Aww, I’m so glad you enjoyed it, Gigi! Yes, I’m getting better at taking photos of the menu when I visit places now – I never realised before that people find that interesting! 😄 I’ll remember to include them in future posts if I have them.
Did you catch my Scotland research trip blog posts? In Part 3, I do include a picture of the famous “Afternoon Tea” menu at the castle which inspired A High Whisk Situation, the latest Oxford Tearoom Mystery. If you haven’t read that post yet, you might like to check it out:
Afternoon tea at a Scottish castle
So pretty! I love the quirky signage so much. And everything growing! That’s what struck me when I visited in 2003 (I’m from the desert southwest in the United States, so plant life is less ubiquitous). I also very much enjoy the Chocolate books 😀 And this helps me picture them a bit better. I’d love all the tea shops around me and living in a place that was so very nicely walkable and had such pretty colors.
Yes, I know what you mean about the plants! Here in Perth, we suffer through very hot, dry summers too and the native soil is practically pure sand, which doesn’t hold any moisture or nutrition at all… so trying to keep the garden alive, never mind green, through the blistering Aussie summer heatwaves each year is a real challenge! But in England, they have rain constantly and everything is so green!!
Lovely photos! The Cotswolds are absolutely on my ever-expanding “must travel to…” list.
Haha – yes, my list keeps growing too!
Such beautiful photos of such a gorgeous part of the world. It looks just like I imagine Meadowford on Smythe would look. I half expected to see the 4 biddies in one of your photos!! Lol.
Thank you for sharing. I’ve never been there, but would love to visit one day.
The Hollyhocks are stunning, I’m not sure I’d get them to grow here in FNQ.
Thanks, Katja! I think you might succeed with hollyhocks – they seem to really enjoy heat & sunshine, and at least you shouldn’t have such a problem with drought in FNQ? (the weather is tropical so you have rain regularly, no?)
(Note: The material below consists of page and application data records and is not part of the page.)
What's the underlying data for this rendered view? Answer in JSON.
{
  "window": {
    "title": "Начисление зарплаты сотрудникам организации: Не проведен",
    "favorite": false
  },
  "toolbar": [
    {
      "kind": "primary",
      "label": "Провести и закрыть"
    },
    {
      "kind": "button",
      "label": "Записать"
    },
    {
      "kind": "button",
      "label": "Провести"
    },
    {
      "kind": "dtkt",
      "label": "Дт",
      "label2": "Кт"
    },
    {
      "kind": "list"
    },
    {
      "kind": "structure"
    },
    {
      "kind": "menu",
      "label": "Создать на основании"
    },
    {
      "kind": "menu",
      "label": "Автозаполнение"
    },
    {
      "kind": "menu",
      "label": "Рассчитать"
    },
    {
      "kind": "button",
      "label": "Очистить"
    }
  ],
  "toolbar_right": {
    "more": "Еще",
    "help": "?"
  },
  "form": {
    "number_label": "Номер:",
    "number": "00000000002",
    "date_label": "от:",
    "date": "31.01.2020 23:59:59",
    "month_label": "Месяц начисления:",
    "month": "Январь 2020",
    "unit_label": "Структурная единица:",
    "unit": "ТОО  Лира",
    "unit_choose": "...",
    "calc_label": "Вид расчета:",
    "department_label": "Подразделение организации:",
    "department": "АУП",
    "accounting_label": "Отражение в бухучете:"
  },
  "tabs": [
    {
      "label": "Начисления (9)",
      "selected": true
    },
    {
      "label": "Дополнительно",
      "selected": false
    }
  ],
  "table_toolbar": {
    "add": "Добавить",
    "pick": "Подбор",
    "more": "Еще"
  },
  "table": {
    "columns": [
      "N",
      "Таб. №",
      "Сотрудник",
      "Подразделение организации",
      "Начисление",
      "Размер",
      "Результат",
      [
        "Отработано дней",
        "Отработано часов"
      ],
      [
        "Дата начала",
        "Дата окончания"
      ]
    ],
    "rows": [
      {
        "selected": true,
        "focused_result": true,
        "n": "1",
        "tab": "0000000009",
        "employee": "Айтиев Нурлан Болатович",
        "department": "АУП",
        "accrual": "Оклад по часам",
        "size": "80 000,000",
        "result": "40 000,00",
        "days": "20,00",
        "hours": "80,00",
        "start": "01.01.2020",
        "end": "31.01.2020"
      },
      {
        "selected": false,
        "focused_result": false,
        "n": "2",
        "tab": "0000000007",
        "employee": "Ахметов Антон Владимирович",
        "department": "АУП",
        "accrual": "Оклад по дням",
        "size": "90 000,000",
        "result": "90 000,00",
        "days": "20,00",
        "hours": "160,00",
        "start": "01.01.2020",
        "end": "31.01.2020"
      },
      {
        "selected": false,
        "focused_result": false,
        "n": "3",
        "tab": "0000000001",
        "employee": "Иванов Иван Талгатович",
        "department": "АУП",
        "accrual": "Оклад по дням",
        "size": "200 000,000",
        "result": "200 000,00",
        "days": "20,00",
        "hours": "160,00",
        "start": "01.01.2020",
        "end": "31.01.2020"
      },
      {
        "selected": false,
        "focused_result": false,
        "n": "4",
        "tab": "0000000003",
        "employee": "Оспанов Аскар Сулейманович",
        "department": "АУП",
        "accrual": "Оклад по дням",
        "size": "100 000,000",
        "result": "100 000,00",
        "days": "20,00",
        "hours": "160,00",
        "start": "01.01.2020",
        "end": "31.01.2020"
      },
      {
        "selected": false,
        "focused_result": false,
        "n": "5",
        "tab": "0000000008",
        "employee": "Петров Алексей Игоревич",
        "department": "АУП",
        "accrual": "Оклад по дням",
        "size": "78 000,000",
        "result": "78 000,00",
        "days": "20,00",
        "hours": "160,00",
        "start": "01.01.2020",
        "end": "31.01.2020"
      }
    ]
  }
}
Hope the family is all well! 🙂
I love this post. What a perfect place for the crime. Slaughter Tea House Crime. 🤣
Haha – it does sound very incongruous, doesn’t it?
LOVE the Cotswolds – been a few times, it’s so magical and English.
Yes, totally agree!
Love the pictures and the story so fun. Thank you
I loved my visit to the Cotswolds. Thank you for taking us on your trip and the beautiful photos!!
Thank you for sharing this! My family of 3 just applied for our passports, and if we make it to England, visiting this region has my top vote! Some of these photos definitely have elements of what my daughter and I have pictured when reading the Oxford Tea Room and Bewitched by Chocolate series.
The Cotswolds area is lovely! Thank you for the tour and I look forward to your next blog.
Your photos are beautiful!
I live in Stratford, Ontario, Canada & this small city is named after England’s Stratford on the Avon. Maybe you could write a mystery about there in one if your series? My favourite series is Bewitched By Chocolate!
I’m fortunate to live in a village in Oxfordshire close to blenheim Palace – I do go about to long compton and the Rollright stones a particular favourite of mine . I do have a recommendation for a cafe in Great Tew when you’re back this way the Quince and clover great food and picturesque setting
Love your books !! I’m an avid audio book listener as always in car and find they while a journey away!
Hello, from Idaho, United States. I am soo jealous!! 😊. So many gorgeous pics! You are very lucky to have been able to visit such a lovely area. I love the “Oh not you again” sign! 😄. I live in a touristy part of Idaho and we get maaany photo happy picture takers too. 😌. Thank you for giving your readers such a vivid and lively world into which to escape the mundane.